[Opening Recorded data section]

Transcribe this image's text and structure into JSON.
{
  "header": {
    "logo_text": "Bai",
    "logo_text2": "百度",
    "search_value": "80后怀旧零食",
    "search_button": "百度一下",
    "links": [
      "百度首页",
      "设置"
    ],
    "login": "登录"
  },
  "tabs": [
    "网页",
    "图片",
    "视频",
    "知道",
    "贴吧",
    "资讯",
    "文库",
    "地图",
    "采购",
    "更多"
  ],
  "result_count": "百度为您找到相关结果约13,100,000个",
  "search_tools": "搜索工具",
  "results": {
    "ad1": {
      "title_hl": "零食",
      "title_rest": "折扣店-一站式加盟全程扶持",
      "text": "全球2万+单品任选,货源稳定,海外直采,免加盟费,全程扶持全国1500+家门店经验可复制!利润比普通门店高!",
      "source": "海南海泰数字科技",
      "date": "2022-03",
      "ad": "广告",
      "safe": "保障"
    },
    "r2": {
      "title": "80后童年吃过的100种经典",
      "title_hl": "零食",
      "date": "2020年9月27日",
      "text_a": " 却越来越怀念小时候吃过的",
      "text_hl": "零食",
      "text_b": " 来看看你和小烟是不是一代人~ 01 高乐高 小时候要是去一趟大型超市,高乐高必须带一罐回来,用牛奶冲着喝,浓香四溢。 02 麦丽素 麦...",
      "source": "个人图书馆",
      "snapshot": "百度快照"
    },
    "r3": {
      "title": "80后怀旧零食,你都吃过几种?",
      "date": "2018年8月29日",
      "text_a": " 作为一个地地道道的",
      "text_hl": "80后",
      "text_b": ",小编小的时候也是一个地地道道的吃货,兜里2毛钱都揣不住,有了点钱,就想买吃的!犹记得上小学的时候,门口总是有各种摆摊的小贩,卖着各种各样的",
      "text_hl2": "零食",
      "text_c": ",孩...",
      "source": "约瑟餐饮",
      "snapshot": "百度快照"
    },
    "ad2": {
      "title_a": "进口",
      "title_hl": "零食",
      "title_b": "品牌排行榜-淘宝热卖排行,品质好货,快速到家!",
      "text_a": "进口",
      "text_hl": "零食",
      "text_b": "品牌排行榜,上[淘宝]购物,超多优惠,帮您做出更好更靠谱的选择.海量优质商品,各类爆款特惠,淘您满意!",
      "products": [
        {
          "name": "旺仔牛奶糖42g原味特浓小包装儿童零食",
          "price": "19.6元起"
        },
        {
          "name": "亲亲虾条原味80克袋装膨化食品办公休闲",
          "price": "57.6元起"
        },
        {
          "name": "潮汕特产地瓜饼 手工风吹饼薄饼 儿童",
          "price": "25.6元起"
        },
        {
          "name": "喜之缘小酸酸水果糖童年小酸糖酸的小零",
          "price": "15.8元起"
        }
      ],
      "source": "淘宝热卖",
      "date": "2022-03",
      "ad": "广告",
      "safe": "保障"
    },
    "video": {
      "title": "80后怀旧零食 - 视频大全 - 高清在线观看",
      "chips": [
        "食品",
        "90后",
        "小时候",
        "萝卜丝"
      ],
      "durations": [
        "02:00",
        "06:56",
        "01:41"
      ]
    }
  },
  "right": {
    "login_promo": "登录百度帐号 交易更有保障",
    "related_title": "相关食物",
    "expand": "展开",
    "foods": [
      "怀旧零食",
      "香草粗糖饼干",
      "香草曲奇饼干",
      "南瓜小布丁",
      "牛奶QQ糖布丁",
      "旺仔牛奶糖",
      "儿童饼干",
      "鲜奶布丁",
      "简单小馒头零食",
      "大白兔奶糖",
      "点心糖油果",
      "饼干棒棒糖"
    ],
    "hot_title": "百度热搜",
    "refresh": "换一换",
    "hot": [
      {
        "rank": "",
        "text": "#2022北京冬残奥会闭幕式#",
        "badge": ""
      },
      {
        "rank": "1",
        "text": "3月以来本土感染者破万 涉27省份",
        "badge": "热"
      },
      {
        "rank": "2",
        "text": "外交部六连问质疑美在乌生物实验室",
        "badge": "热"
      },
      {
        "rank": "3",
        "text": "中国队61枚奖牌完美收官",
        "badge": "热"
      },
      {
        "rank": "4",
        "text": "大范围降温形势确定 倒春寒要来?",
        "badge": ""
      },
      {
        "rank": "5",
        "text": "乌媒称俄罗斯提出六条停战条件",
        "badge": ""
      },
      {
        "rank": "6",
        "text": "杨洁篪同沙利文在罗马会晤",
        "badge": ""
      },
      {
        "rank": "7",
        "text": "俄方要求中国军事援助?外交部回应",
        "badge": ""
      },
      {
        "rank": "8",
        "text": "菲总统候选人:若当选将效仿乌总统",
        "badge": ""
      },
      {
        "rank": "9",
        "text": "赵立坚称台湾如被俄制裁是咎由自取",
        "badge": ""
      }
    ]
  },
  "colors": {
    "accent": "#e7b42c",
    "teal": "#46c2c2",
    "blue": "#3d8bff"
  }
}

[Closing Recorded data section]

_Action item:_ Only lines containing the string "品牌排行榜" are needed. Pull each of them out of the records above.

_Task result:_
      "title_b": "品牌排行榜-淘宝热卖排行,品质好货,快速到家!",
      "text_b": "品牌排行榜,上[淘宝]购物,超多优惠,帮您做出更好更靠谱的选择.海量优质商品,各类爆款特惠,淘您满意!",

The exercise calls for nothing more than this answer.